▶ MATERIAL SHOWN
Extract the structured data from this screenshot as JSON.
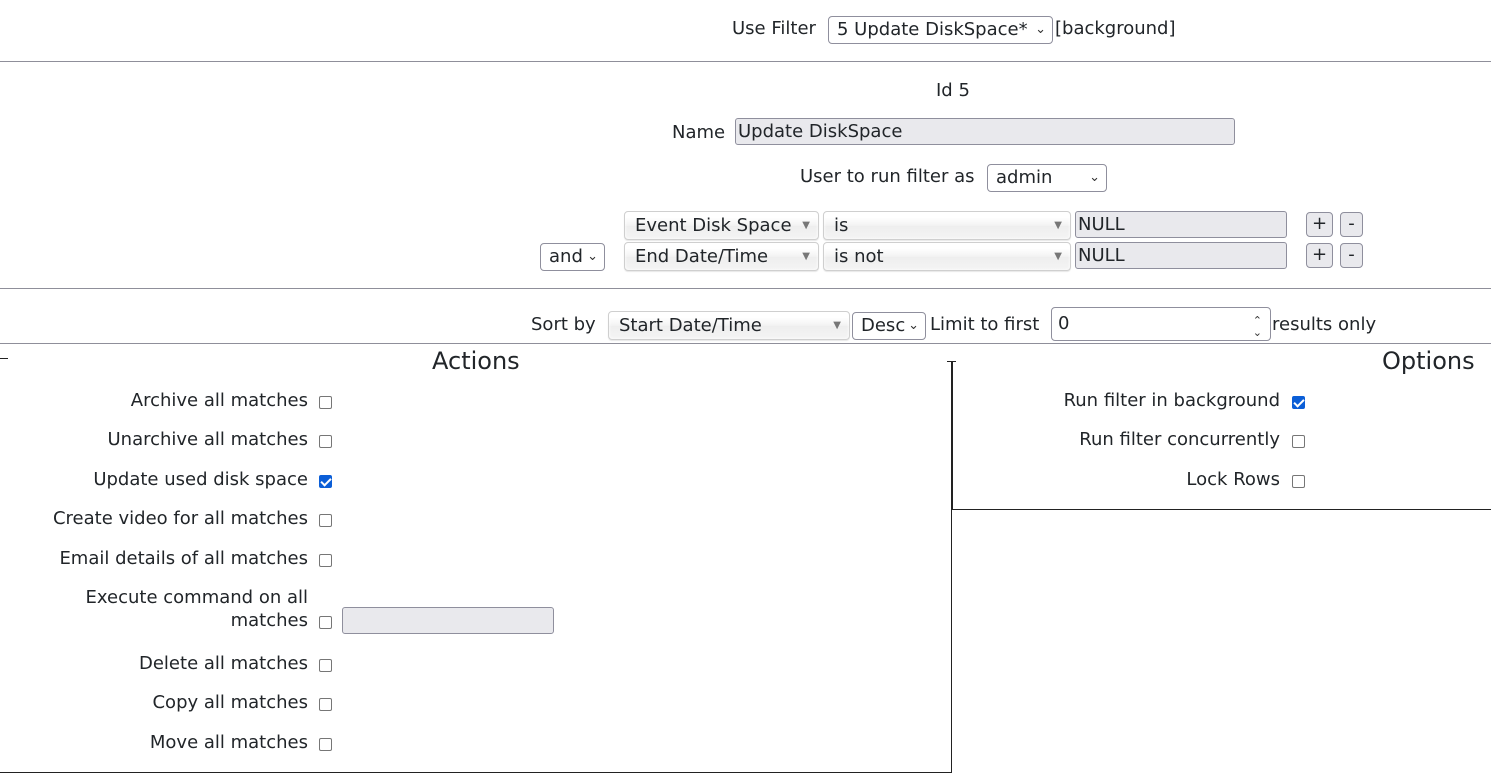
{
  "top": {
    "use_filter_label": "Use Filter",
    "filter_select_value": "5 Update DiskSpace*",
    "background_tag": "[background]"
  },
  "filter": {
    "id_text": "Id 5",
    "name_label": "Name",
    "name_value": "Update DiskSpace",
    "run_as_label": "User to run filter as",
    "run_as_value": "admin",
    "terms": [
      {
        "field": "Event Disk Space",
        "operator": "is",
        "value": "NULL"
      },
      {
        "conjunction": "and",
        "field": "End Date/Time",
        "operator": "is not",
        "value": "NULL"
      }
    ],
    "plus_label": "+",
    "minus_label": "-"
  },
  "sort": {
    "sort_by_label": "Sort by",
    "sort_field": "Start Date/Time",
    "sort_dir": "Desc",
    "limit_label": "Limit to first",
    "limit_value": "0",
    "results_only_label": "results only"
  },
  "actions": {
    "heading": "Actions",
    "items": [
      {
        "label": "Archive all matches",
        "checked": false
      },
      {
        "label": "Unarchive all matches",
        "checked": false
      },
      {
        "label": "Update used disk space",
        "checked": true
      },
      {
        "label": "Create video for all matches",
        "checked": false
      },
      {
        "label": "Email details of all matches",
        "checked": false
      },
      {
        "label_line1": "Execute command on all",
        "label_line2": "matches",
        "checked": false,
        "command_value": ""
      },
      {
        "label": "Delete all matches",
        "checked": false
      },
      {
        "label": "Copy all matches",
        "checked": false
      },
      {
        "label": "Move all matches",
        "checked": false
      }
    ]
  },
  "options": {
    "heading": "Options",
    "items": [
      {
        "label": "Run filter in background",
        "checked": true
      },
      {
        "label": "Run filter concurrently",
        "checked": false
      },
      {
        "label": "Lock Rows",
        "checked": false
      }
    ]
  },
  "colors": {
    "checkbox_checked": "#0b5ed7",
    "rule": "#8f8f9a"
  },
  "icons": {
    "dropdown": "chevron-down-icon",
    "chosen": "triangle-down-icon",
    "spinner": "spinner-icon"
  }
}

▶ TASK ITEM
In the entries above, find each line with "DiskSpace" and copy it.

▶ ANSWER SECTION
    "filter_select_value": "5 Update DiskSpace*",
    "name_value": "Update DiskSpace",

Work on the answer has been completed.